TASK TO CARRY OUT. A complete answer lists every line of the material where the string "JSON" occurs.

EXCERPTED RECORDS.
◇ ◇ ◇ ◇ ◇

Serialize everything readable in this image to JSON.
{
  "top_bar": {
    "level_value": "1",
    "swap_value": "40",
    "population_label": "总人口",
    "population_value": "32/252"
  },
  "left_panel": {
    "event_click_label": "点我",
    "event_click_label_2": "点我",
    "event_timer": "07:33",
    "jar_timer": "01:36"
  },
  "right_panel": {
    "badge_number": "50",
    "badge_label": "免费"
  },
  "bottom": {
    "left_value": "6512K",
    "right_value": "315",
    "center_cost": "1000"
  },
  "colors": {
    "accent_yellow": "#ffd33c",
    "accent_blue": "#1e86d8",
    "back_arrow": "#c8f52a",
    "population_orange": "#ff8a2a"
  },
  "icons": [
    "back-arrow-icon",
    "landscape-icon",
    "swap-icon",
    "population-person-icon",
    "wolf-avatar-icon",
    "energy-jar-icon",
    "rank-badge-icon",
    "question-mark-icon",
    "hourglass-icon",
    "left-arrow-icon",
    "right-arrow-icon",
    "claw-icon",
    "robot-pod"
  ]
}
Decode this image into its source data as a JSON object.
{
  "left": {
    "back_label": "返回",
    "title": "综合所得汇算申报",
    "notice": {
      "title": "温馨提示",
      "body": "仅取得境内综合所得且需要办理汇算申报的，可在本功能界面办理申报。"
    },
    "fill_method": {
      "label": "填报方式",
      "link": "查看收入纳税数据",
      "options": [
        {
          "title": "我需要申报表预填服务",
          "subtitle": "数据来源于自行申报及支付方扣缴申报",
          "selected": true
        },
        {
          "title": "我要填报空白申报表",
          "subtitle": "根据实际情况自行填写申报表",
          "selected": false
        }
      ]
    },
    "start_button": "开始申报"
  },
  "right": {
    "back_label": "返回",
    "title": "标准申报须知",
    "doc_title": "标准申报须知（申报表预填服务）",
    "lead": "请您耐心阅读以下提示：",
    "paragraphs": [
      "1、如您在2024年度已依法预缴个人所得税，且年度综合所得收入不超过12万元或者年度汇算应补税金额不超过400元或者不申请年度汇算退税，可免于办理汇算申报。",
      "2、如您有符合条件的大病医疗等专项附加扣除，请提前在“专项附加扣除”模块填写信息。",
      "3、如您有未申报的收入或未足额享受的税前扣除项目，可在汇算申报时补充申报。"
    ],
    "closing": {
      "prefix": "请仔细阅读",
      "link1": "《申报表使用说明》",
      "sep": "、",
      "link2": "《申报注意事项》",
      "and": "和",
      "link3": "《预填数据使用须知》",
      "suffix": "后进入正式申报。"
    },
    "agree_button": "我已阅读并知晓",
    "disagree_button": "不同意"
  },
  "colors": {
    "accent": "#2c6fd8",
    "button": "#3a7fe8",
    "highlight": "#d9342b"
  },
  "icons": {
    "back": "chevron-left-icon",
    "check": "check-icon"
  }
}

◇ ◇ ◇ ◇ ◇

ANSWER SPACE.
Serialize everything readable in this image to JSON.
Decode this image into its source data as a JSON object.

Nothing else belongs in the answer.